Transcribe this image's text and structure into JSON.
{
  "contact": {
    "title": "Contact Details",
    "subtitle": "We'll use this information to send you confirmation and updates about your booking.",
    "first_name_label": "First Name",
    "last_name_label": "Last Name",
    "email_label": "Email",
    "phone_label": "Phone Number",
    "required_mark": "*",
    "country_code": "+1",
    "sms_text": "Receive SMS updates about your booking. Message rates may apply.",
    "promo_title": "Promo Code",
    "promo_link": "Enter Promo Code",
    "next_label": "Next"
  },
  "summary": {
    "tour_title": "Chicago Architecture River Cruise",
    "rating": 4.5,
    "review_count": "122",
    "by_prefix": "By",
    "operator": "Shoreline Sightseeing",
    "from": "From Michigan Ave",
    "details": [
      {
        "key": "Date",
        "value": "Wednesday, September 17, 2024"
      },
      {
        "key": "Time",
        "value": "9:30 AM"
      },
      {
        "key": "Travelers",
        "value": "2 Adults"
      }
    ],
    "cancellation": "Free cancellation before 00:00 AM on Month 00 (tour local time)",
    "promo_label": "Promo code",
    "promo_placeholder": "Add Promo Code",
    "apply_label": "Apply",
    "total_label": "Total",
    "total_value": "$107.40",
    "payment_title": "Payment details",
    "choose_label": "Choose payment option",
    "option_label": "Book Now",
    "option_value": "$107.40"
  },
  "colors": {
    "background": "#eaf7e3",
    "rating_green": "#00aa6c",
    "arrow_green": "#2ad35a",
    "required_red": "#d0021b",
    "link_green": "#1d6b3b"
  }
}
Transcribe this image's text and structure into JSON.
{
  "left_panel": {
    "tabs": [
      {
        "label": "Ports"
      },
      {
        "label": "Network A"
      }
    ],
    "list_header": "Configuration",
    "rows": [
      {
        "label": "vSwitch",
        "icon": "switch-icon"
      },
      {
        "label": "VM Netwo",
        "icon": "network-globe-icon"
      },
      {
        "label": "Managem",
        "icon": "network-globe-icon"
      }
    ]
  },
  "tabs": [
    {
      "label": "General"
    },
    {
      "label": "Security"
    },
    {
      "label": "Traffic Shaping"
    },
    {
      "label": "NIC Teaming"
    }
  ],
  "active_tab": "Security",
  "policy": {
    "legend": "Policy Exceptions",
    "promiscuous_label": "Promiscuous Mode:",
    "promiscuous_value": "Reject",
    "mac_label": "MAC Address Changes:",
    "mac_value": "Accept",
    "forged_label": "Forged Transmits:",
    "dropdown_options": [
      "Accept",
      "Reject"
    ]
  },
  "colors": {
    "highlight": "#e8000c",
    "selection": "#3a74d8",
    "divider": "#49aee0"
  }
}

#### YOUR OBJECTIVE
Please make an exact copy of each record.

#### SOLUTION BELOW
Transcribe this image's text and structure into JSON.
{
  "contact": {
    "title": "Contact Details",
    "subtitle": "We'll use this information to send you confirmation and updates about your booking.",
    "first_name_label": "First Name",
    "last_name_label": "Last Name",
    "email_label": "Email",
    "phone_label": "Phone Number",
    "required_mark": "*",
    "country_code": "+1",
    "sms_text": "Receive SMS updates about your booking. Message rates may apply.",
    "promo_title": "Promo Code",
    "promo_link": "Enter Promo Code",
    "next_label": "Next"
  },
  "summary": {
    "tour_title": "Chicago Architecture River Cruise",
    "rating": 4.5,
    "review_count": "122",
    "by_prefix": "By",
    "operator": "Shoreline Sightseeing",
    "from": "From Michigan Ave",
    "details": [
      {
        "key": "Date",
        "value": "Wednesday, September 17, 2024"
      },
      {
        "key": "Time",
        "value": "9:30 AM"
      },
      {
        "key": "Travelers",
        "value": "2 Adults"
      }
    ],
    "cancellation": "Free cancellation before 00:00 AM on Month 00 (tour local time)",
    "promo_label": "Promo code",
    "promo_placeholder": "Add Promo Code",
    "apply_label": "Apply",
    "total_label": "Total",
    "total_value": "$107.40",
    "payment_title": "Payment details",
    "choose_label": "Choose payment option",
    "option_label": "Book Now",
    "option_value": "$107.40"
  },
  "colors": {
    "background": "#eaf7e3",
    "rating_green": "#00aa6c",
    "arrow_green": "#2ad35a",
    "required_red": "#d0021b",
    "link_green": "#1d6b3b"
  }
}
Transcribe this image's text and structure into JSON.
{
  "left_panel": {
    "tabs": [
      {
        "label": "Ports"
      },
      {
        "label": "Network A"
      }
    ],
    "list_header": "Configuration",
    "rows": [
      {
        "label": "vSwitch",
        "icon": "switch-icon"
      },
      {
        "label": "VM Netwo",
        "icon": "network-globe-icon"
      },
      {
        "label": "Managem",
        "icon": "network-globe-icon"
      }
    ]
  },
  "tabs": [
    {
      "label": "General"
    },
    {
      "label": "Security"
    },
    {
      "label": "Traffic Shaping"
    },
    {
      "label": "NIC Teaming"
    }
  ],
  "active_tab": "Security",
  "policy": {
    "legend": "Policy Exceptions",
    "promiscuous_label": "Promiscuous Mode:",
    "promiscuous_value": "Reject",
    "mac_label": "MAC Address Changes:",
    "mac_value": "Accept",
    "forged_label": "Forged Transmits:",
    "dropdown_options": [
      "Accept",
      "Reject"
    ]
  },
  "colors": {
    "highlight": "#e8000c",
    "selection": "#3a74d8",
    "divider": "#49aee0"
  }
}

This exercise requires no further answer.